By Zach Hagadone
The Sandpoint City Council at its regular meeting Jan. 6 welcomed interim planner Daren Fluke, who began his work with the city around the first of year following the resignation of former Planning Director Aaron Qualls in late December.
Fluke, who joins the city after a seven-year stint in long-range planning at the city of Boise, said he has “a really good understanding of the development process and the pressures that are both on city staff and the development community,” noting that Sandpoint is “drinking from a firehose right now” in terms of development activity.
Among the big development efforts currently underway are the city’s various master planning efforts, including the Arts, Culture and Historic Preservation Master Plan, a draft of which consultants Lakota Group, based in Chicago, and Florida-based Surale Phillips presented to council members.
The plan comes after months of public outreach; analysis of the city’s various arts, culture and historic organizations and assets; and a “state of the city” report delivered to council members by the consultancy firms in September.
Now in its second phase, consultants Nick Kalogeresis, of Lakota Group, and Surale Phillips, who helms the cultural planning firm that bears her name, outlined a number of themes addressed by the draft plan.
Overall, it is intended to build on the city’s own comprehensive plan, in that it supports Sandpoint’s community character and design — “retain[ing] and strengthen[ing] Sandpoint’s unique identity, character and sense of place in regard to cultural activity, cultural and community events, public art and historic preservation,” Kalogeresis said.
To accomplish that, the plan first recommends combining the Arts and Historic Preservation commissions in order to broaden participation between the city and local arts entities — hopefully expanding to include homeowners, tribal groups and businesses.
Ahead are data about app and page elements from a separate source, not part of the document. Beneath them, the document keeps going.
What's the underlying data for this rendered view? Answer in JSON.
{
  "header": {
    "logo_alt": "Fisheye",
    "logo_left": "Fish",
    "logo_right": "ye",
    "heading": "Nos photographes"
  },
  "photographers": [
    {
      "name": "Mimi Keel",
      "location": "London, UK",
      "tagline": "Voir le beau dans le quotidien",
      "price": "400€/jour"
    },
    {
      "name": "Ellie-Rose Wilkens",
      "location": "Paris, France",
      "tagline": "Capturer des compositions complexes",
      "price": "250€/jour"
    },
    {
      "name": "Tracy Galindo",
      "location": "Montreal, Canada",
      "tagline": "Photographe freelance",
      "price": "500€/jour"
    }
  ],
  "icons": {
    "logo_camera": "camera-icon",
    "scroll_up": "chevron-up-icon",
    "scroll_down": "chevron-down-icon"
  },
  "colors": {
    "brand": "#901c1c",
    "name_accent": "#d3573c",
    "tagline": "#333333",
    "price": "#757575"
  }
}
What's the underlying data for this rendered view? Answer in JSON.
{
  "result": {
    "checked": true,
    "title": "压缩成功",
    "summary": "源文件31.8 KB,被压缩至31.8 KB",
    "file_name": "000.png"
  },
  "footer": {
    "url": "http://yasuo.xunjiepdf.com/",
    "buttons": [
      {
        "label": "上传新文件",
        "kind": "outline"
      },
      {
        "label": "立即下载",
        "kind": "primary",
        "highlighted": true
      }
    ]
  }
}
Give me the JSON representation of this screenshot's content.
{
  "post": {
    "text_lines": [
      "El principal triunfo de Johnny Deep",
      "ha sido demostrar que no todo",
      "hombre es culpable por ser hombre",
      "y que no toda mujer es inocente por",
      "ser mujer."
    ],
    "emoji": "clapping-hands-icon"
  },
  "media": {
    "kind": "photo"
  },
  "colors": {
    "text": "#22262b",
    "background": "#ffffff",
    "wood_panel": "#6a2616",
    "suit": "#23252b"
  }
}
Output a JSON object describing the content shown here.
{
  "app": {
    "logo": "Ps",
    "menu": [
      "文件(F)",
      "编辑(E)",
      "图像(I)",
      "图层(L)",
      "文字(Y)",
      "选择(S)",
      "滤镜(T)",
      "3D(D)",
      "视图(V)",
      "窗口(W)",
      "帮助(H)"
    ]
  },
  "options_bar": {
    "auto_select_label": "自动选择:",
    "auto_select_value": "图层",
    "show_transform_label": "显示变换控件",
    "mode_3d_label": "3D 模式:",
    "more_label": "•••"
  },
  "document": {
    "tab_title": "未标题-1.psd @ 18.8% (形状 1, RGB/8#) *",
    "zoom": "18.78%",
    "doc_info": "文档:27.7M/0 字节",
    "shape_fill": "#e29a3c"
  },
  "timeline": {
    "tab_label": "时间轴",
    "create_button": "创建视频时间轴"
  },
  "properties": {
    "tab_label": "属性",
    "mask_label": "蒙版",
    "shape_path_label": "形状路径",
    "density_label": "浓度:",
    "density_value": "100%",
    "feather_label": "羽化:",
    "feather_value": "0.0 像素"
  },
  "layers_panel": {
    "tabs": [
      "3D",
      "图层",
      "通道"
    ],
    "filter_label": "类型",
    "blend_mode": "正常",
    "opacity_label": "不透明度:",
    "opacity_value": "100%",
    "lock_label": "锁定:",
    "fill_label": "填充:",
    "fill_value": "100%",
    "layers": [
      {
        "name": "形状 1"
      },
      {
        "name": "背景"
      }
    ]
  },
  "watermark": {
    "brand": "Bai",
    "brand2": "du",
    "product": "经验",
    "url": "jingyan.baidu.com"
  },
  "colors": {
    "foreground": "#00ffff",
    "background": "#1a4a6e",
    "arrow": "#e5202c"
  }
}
Other themes, goals and initiatives include strengthening Sandpoint’s identity as an arts and culture destination by helping workers and businesses in the creative sectors with access to outside funding, opportunities to access additional space and marketing efforts.
To “promote and tell the many different aspects of Sandpoint’s history,” the plan also suggests establishing an official Sandpoint historical marker program to denote important places, homes and commercial buildings, as well as pursue “heritage tourism activities” — specifically, Kalogeresis said, the opportunities presented by the Carousel of Smiles project.
“We think the carousel project is really a fantastic community opportunity,” he said, adding that “maybe instead of permitting the carousel to locate at City Beach, maybe look at a downtown location. … You’d think you’d want that located closer to your business district.”
The plan goes on to recommend pursuing individual property listings in the National Register of Historic Places, updating the Historic Preservation Ordinance to permit local landmarks and districts and consider neighborhood conservation programs that would help protect historic areas that may not rise to the level of the National Register.
Finally, among other key recommendations, the plan floats the idea of establishing the new city position of “administration for creative vitality” — a “convener and facilitator,” as Phillips described it, who would be responsible for bringing together the entire arts, culture and preservation sector.
“I really appreciate your emphasis on collaboration and opportunities for funding,” said Council President Shannon Sherman, who led the council meeting in the absence of Mayor Shelby Rognstad.
“I was really impressed by the thoughtful way this was all put together,” added Councilmember Kate McAlister, who also serves as president and CEO of the Greater Sandpoint Chamber of Commerce.
The final 120-page plan is due to go back before the council “in the next couple of weeks,” according to Kalogeresis.
While we have you ...
... if you appreciate that access to the news, opinion, humor, entertainment and cultural reporting in the Sandpoint Reader is freely available in our print newspaper as well as here on our website, we have a favor to ask. The Reader is locally owned and free of the large corporate, big-money influence that affects so much of the media today. We're supported entirely by our valued advertisers and readers. We're committed to continued free access to our paper and our website here with NO PAYWALL - period. But of course, it does cost money to produce the Reader. If you're a reader who appreciates the value of an independent, local news source, we hope you'll consider a voluntary contribution. You can help support the Reader for as little as $1.
You can contribute at either Paypal or Patreon.Contribute at Patreon Contribute at Paypal